_Try it_
Please copy each line in the records below that contains the string "JSON".
── Given data
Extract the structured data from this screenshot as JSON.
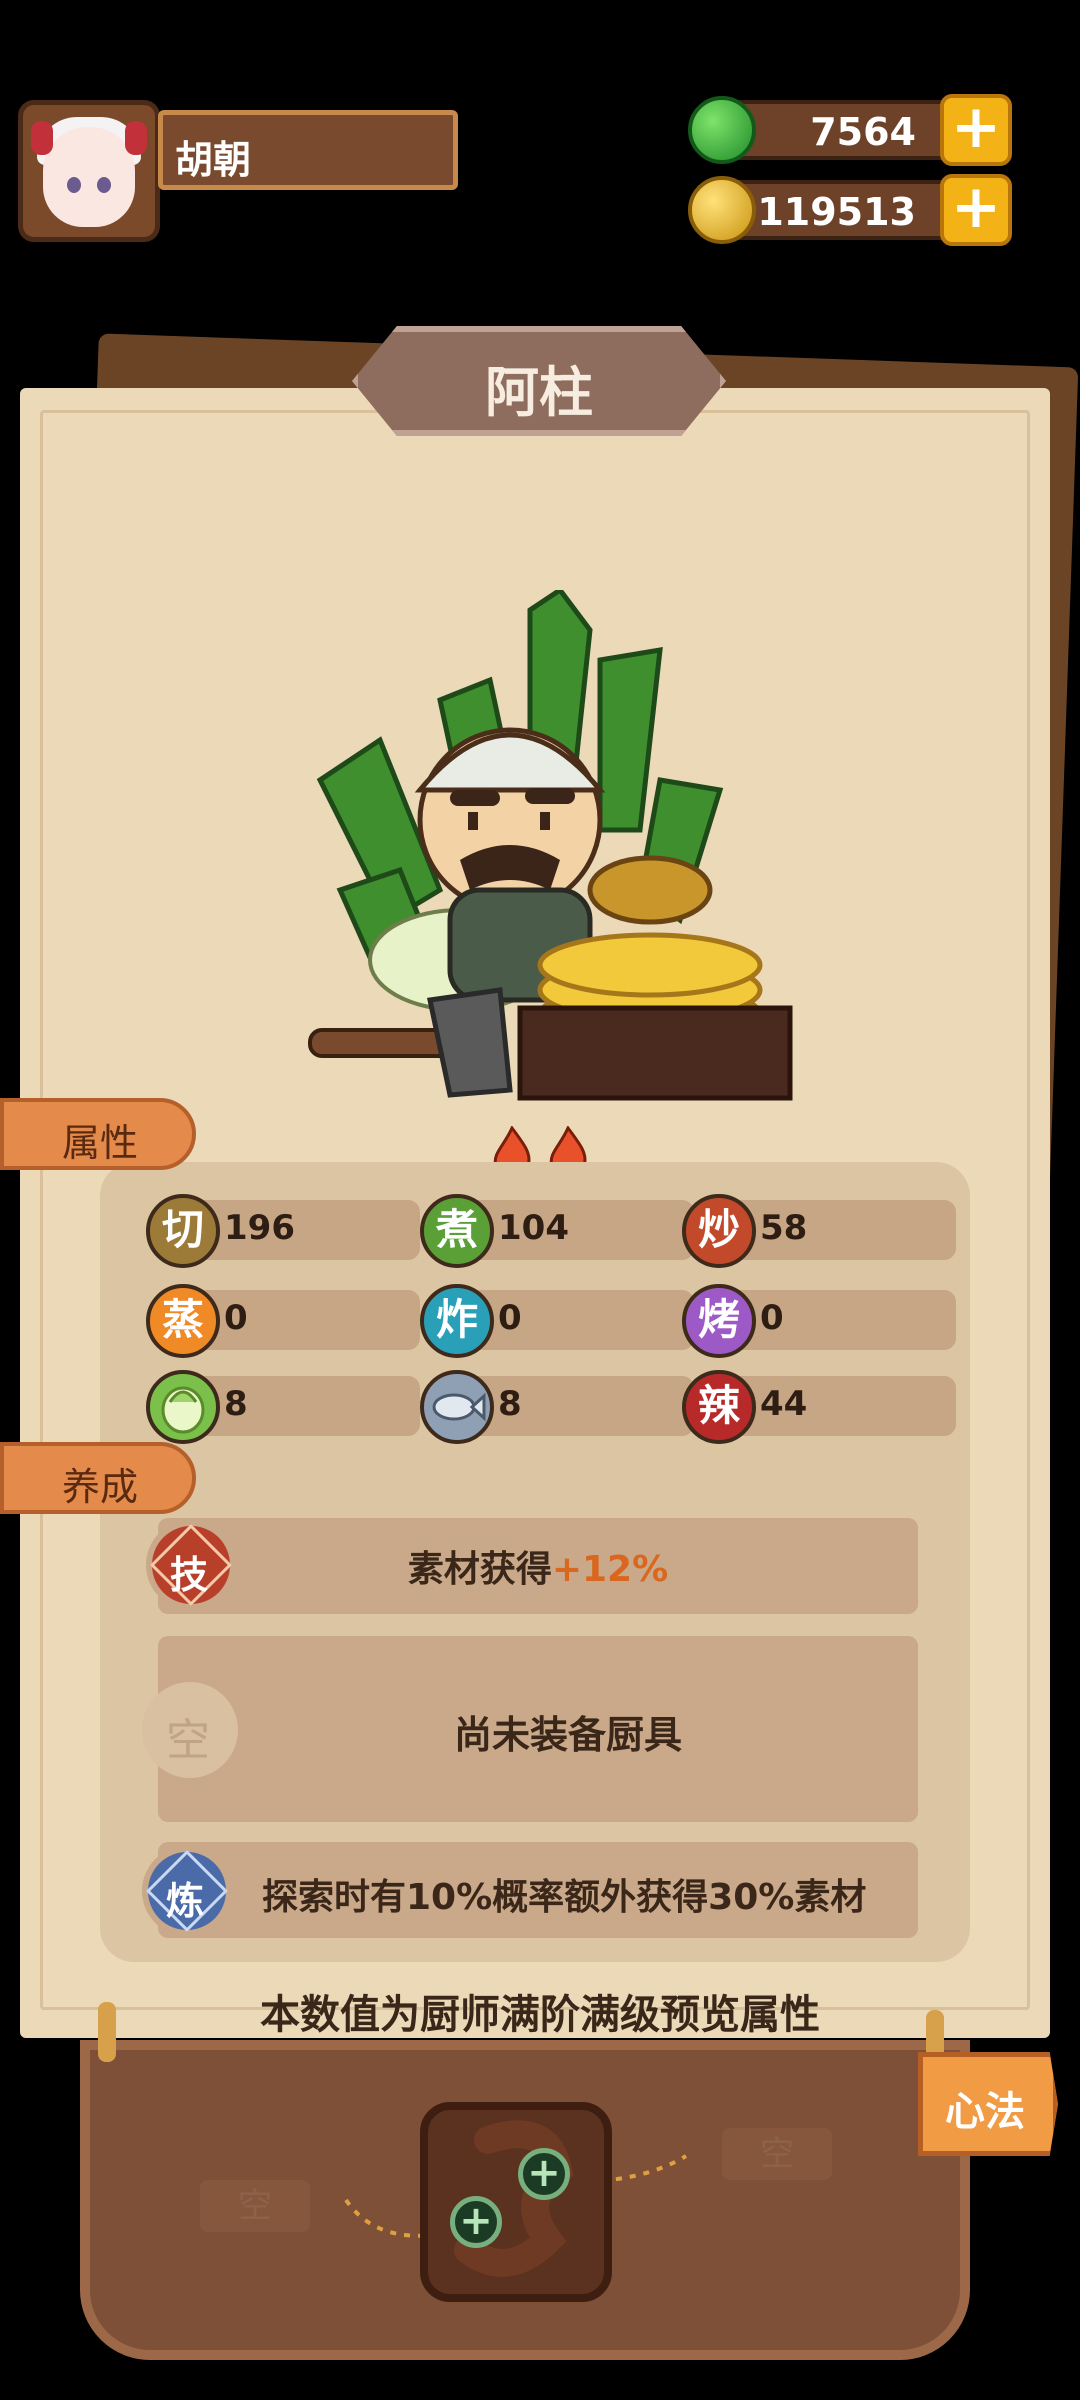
{
  "player": {
    "name": "胡朝"
  },
  "resources": {
    "jade": "7564",
    "coins": "119513",
    "add_symbol": "+"
  },
  "chef": {
    "name": "阿柱",
    "stars": 2
  },
  "tabs": {
    "attributes": "属性",
    "training": "养成"
  },
  "stats": [
    {
      "icon": "切",
      "value": "196",
      "color": "#9c7a38"
    },
    {
      "icon": "煮",
      "value": "104",
      "color": "#5aa036"
    },
    {
      "icon": "炒",
      "value": "58",
      "color": "#c24a2a"
    },
    {
      "icon": "蒸",
      "value": "0",
      "color": "#f08a26"
    },
    {
      "icon": "炸",
      "value": "0",
      "color": "#2aa0b8"
    },
    {
      "icon": "烤",
      "value": "0",
      "color": "#9d5ac6"
    },
    {
      "icon": "cabbage",
      "value": "8",
      "color": "#7ac04a"
    },
    {
      "icon": "fish",
      "value": "8",
      "color": "#8fa0b4"
    },
    {
      "icon": "辣",
      "value": "44",
      "color": "#b82a2a"
    }
  ],
  "training": {
    "skill": {
      "icon": "技",
      "text_prefix": "素材获得",
      "text_bonus": "+12%"
    },
    "equipment": {
      "icon": "空",
      "text": "尚未装备厨具"
    },
    "refine": {
      "icon": "炼",
      "text": "探索时有10%概率额外获得30%素材"
    }
  },
  "note": "本数值为厨师满阶满级预览属性",
  "bottom": {
    "left_empty": "空",
    "right_empty": "空",
    "xinfa_button": "心法"
  },
  "colors": {
    "accent_orange": "#e48a4b",
    "bonus_orange": "#d9671f"
  }
}
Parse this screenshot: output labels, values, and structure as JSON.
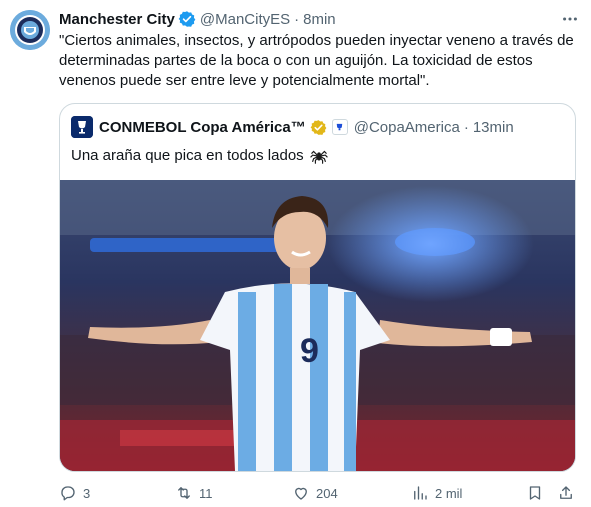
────
_Output for this task_
Extract the structured data from this screenshot as JSON.
Parse this screenshot: output labels, values, and structure as JSON.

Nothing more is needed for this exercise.